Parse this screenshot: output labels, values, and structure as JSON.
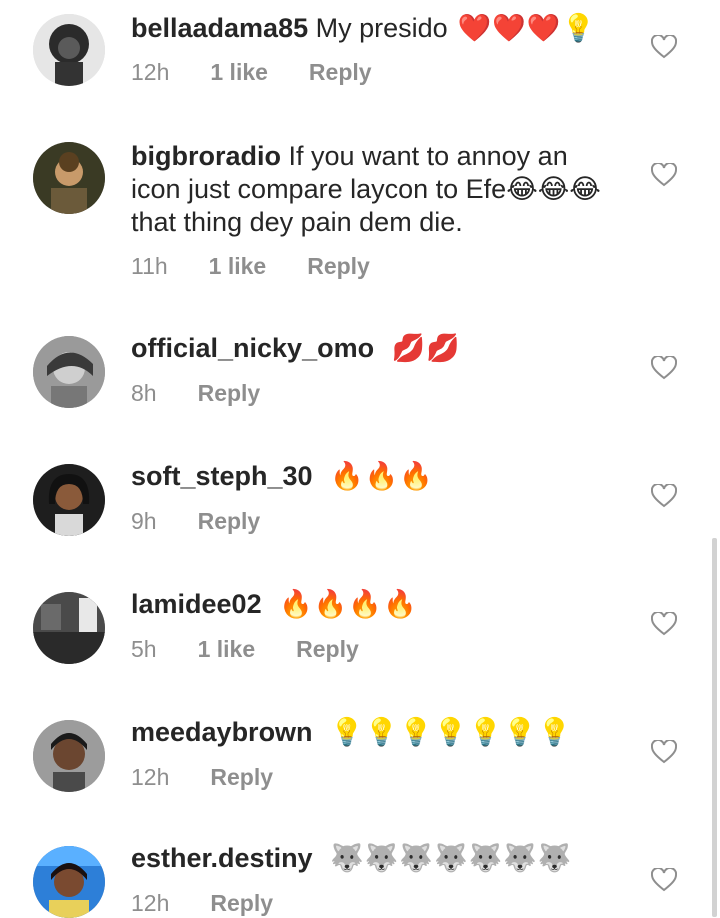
{
  "comments": [
    {
      "username": "bellaadama85",
      "text": "My presido",
      "emojis": "❤️❤️❤️💡",
      "time": "12h",
      "likes": "1 like",
      "reply": "Reply"
    },
    {
      "username": "bigbroradio",
      "text": "If you want to annoy an icon just compare laycon to Efe😂😂😂 that thing dey pain dem die.",
      "emojis": "",
      "time": "11h",
      "likes": "1 like",
      "reply": "Reply"
    },
    {
      "username": "official_nicky_omo",
      "text": "",
      "emojis": "💋💋",
      "time": "8h",
      "likes": "",
      "reply": "Reply"
    },
    {
      "username": "soft_steph_30",
      "text": "",
      "emojis": "🔥🔥🔥",
      "time": "9h",
      "likes": "",
      "reply": "Reply"
    },
    {
      "username": "lamidee02",
      "text": "",
      "emojis": "🔥🔥🔥🔥",
      "time": "5h",
      "likes": "1 like",
      "reply": "Reply"
    },
    {
      "username": "meedaybrown",
      "text": "",
      "emojis": "💡💡💡💡💡💡💡",
      "time": "12h",
      "likes": "",
      "reply": "Reply"
    },
    {
      "username": "esther.destiny",
      "text": "",
      "emojis": "🐺🐺🐺🐺🐺🐺🐺",
      "time": "12h",
      "likes": "",
      "reply": "Reply"
    }
  ],
  "icons": {
    "like": "heart-outline-icon"
  },
  "colors": {
    "username": "#262626",
    "meta": "#8e8e8e",
    "heart_outline": "#8e8e8e"
  }
}
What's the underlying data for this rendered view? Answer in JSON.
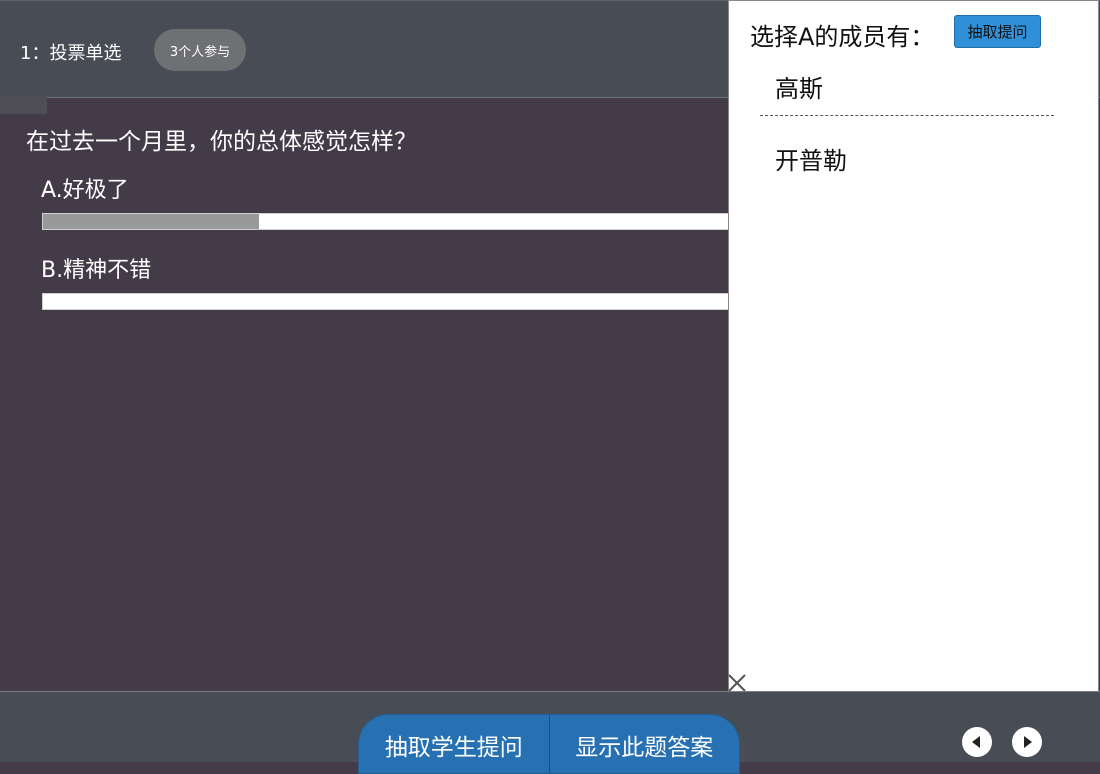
{
  "header": {
    "question_title": "1：投票单选",
    "participants_badge": "3个人参与"
  },
  "question": {
    "text": "在过去一个月里，你的总体感觉怎样？",
    "options": [
      {
        "label": "A.好极了",
        "fraction": 0.31
      },
      {
        "label": "B.精神不错",
        "fraction": 0
      }
    ]
  },
  "side_panel": {
    "heading": "选择A的成员有：",
    "pick_button": "抽取提问",
    "members": [
      "高斯",
      "开普勒"
    ]
  },
  "bottom_bar": {
    "pick_student_button": "抽取学生提问",
    "show_answer_button": "显示此题答案"
  },
  "icons": {
    "close": "close-icon",
    "prev": "chevron-left-icon",
    "next": "chevron-right-icon"
  },
  "colors": {
    "background": "#433c48",
    "header": "#474c55",
    "accent_blue": "#2771b3",
    "panel_button": "#2f90d8",
    "bar_fill": "#999999"
  }
}
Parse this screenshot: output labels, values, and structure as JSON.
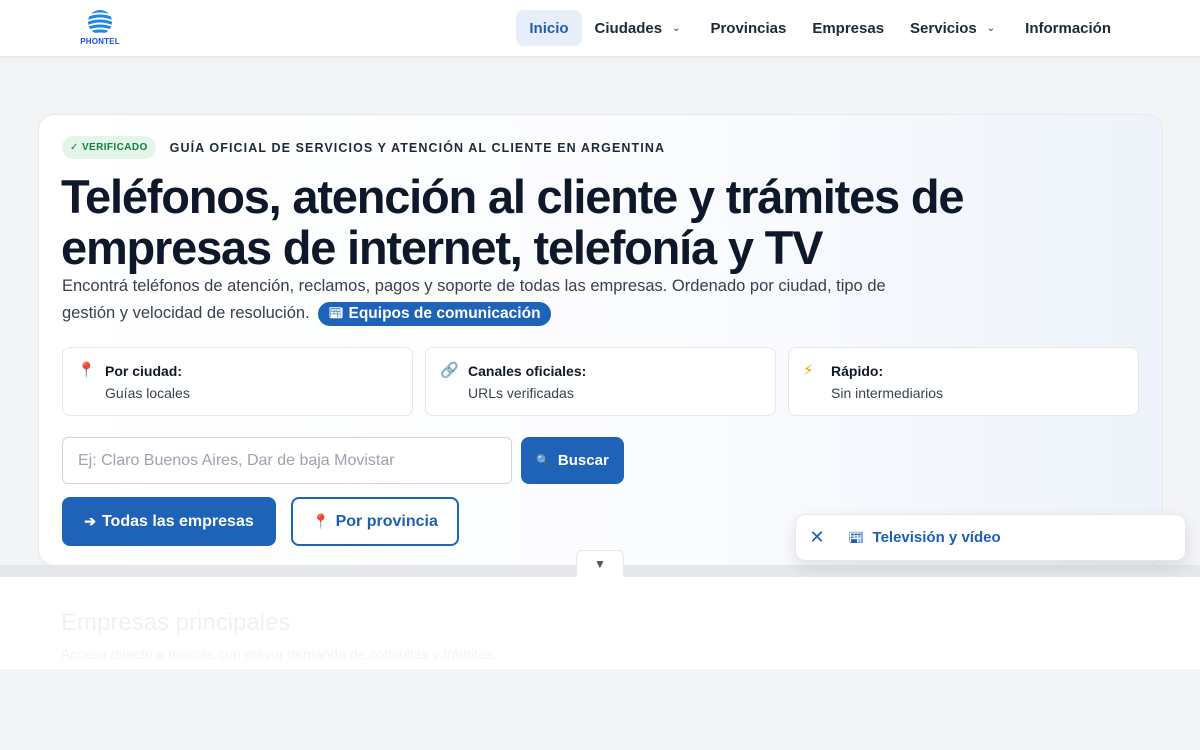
{
  "header": {
    "logo_text": "PHONTEL",
    "nav": [
      {
        "label": "Inicio"
      },
      {
        "label": "Ciudades"
      },
      {
        "label": "Provincias"
      },
      {
        "label": "Empresas"
      },
      {
        "label": "Servicios"
      },
      {
        "label": "Información"
      }
    ]
  },
  "hero": {
    "verified_badge": "✓ VERIFICADO",
    "eyebrow": "GUÍA OFICIAL DE SERVICIOS Y ATENCIÓN AL CLIENTE EN ARGENTINA",
    "title": "Teléfonos, atención al cliente y trámites de empresas de internet, telefonía y TV",
    "lead": "Encontrá teléfonos de atención, reclamos, pagos y soporte de todas las empresas. Ordenado por ciudad, tipo de gestión y velocidad de resolución.",
    "pill": "Equipos de comunicación",
    "features": [
      {
        "title": "Por ciudad:",
        "sub": "Guías locales",
        "icon": "pin-icon"
      },
      {
        "title": "Canales oficiales:",
        "sub": "URLs verificadas",
        "icon": "link-icon"
      },
      {
        "title": "Rápido:",
        "sub": "Sin intermediarios",
        "icon": "lightning-icon"
      }
    ],
    "search": {
      "placeholder": "Ej: Claro Buenos Aires, Dar de baja Movistar",
      "value": "",
      "button": "Buscar"
    },
    "cta_primary": "Todas las empresas",
    "cta_secondary": "Por provincia"
  },
  "lower": {
    "title": "Empresas principales",
    "subtitle": "Acceso directo a marcas con mayor demanda de consultas y trámites."
  },
  "toast": {
    "text": "Televisión y vídeo"
  },
  "colors": {
    "accent": "#1e63b8",
    "verified_bg": "#e4f6ea",
    "verified_fg": "#15803d",
    "nav_active_bg": "#e8eef9"
  }
}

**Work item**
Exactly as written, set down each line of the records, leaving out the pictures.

**Expected answer**
Parse this screenshot: output labels, values, and structure as JSON.
{
  "comments": [
    {
      "username": "bellaadama85",
      "text": "My presido",
      "emojis": "❤️❤️❤️💡",
      "time": "12h",
      "likes": "1 like",
      "reply": "Reply"
    },
    {
      "username": "bigbroradio",
      "text": "If you want to annoy an icon just compare laycon to Efe😂😂😂 that thing dey pain dem die.",
      "emojis": "",
      "time": "11h",
      "likes": "1 like",
      "reply": "Reply"
    },
    {
      "username": "official_nicky_omo",
      "text": "",
      "emojis": "💋💋",
      "time": "8h",
      "likes": "",
      "reply": "Reply"
    },
    {
      "username": "soft_steph_30",
      "text": "",
      "emojis": "🔥🔥🔥",
      "time": "9h",
      "likes": "",
      "reply": "Reply"
    },
    {
      "username": "lamidee02",
      "text": "",
      "emojis": "🔥🔥🔥🔥",
      "time": "5h",
      "likes": "1 like",
      "reply": "Reply"
    },
    {
      "username": "meedaybrown",
      "text": "",
      "emojis": "💡💡💡💡💡💡💡",
      "time": "12h",
      "likes": "",
      "reply": "Reply"
    },
    {
      "username": "esther.destiny",
      "text": "",
      "emojis": "🐺🐺🐺🐺🐺🐺🐺",
      "time": "12h",
      "likes": "",
      "reply": "Reply"
    }
  ],
  "icons": {
    "like": "heart-outline-icon"
  },
  "colors": {
    "username": "#262626",
    "meta": "#8e8e8e",
    "heart_outline": "#8e8e8e"
  }
}
What's the underlying data for this rendered view? Answer in JSON.
{
  "header": {
    "question_title": "1：投票单选",
    "participants_badge": "3个人参与"
  },
  "question": {
    "text": "在过去一个月里，你的总体感觉怎样？",
    "options": [
      {
        "label": "A.好极了",
        "fraction": 0.31
      },
      {
        "label": "B.精神不错",
        "fraction": 0
      }
    ]
  },
  "side_panel": {
    "heading": "选择A的成员有：",
    "pick_button": "抽取提问",
    "members": [
      "高斯",
      "开普勒"
    ]
  },
  "bottom_bar": {
    "pick_student_button": "抽取学生提问",
    "show_answer_button": "显示此题答案"
  },
  "icons": {
    "close": "close-icon",
    "prev": "chevron-left-icon",
    "next": "chevron-right-icon"
  },
  "colors": {
    "background": "#433c48",
    "header": "#474c55",
    "accent_blue": "#2771b3",
    "panel_button": "#2f90d8",
    "bar_fill": "#999999"
  }
}
Parse this screenshot: output labels, values, and structure as JSON.
{
  "header": {
    "logo_text": "PHONTEL",
    "nav": [
      {
        "label": "Inicio"
      },
      {
        "label": "Ciudades"
      },
      {
        "label": "Provincias"
      },
      {
        "label": "Empresas"
      },
      {
        "label": "Servicios"
      },
      {
        "label": "Información"
      }
    ]
  },
  "hero": {
    "verified_badge": "✓ VERIFICADO",
    "eyebrow": "GUÍA OFICIAL DE SERVICIOS Y ATENCIÓN AL CLIENTE EN ARGENTINA",
    "title": "Teléfonos, atención al cliente y trámites de empresas de internet, telefonía y TV",
    "lead": "Encontrá teléfonos de atención, reclamos, pagos y soporte de todas las empresas. Ordenado por ciudad, tipo de gestión y velocidad de resolución.",
    "pill": "Equipos de comunicación",
    "features": [
      {
        "title": "Por ciudad:",
        "sub": "Guías locales",
        "icon": "pin-icon"
      },
      {
        "title": "Canales oficiales:",
        "sub": "URLs verificadas",
        "icon": "link-icon"
      },
      {
        "title": "Rápido:",
        "sub": "Sin intermediarios",
        "icon": "lightning-icon"
      }
    ],
    "search": {
      "placeholder": "Ej: Claro Buenos Aires, Dar de baja Movistar",
      "value": "",
      "button": "Buscar"
    },
    "cta_primary": "Todas las empresas",
    "cta_secondary": "Por provincia"
  },
  "lower": {
    "title": "Empresas principales",
    "subtitle": "Acceso directo a marcas con mayor demanda de consultas y trámites."
  },
  "toast": {
    "text": "Televisión y vídeo"
  },
  "colors": {
    "accent": "#1e63b8",
    "verified_bg": "#e4f6ea",
    "verified_fg": "#15803d",
    "nav_active_bg": "#e8eef9"
  }
}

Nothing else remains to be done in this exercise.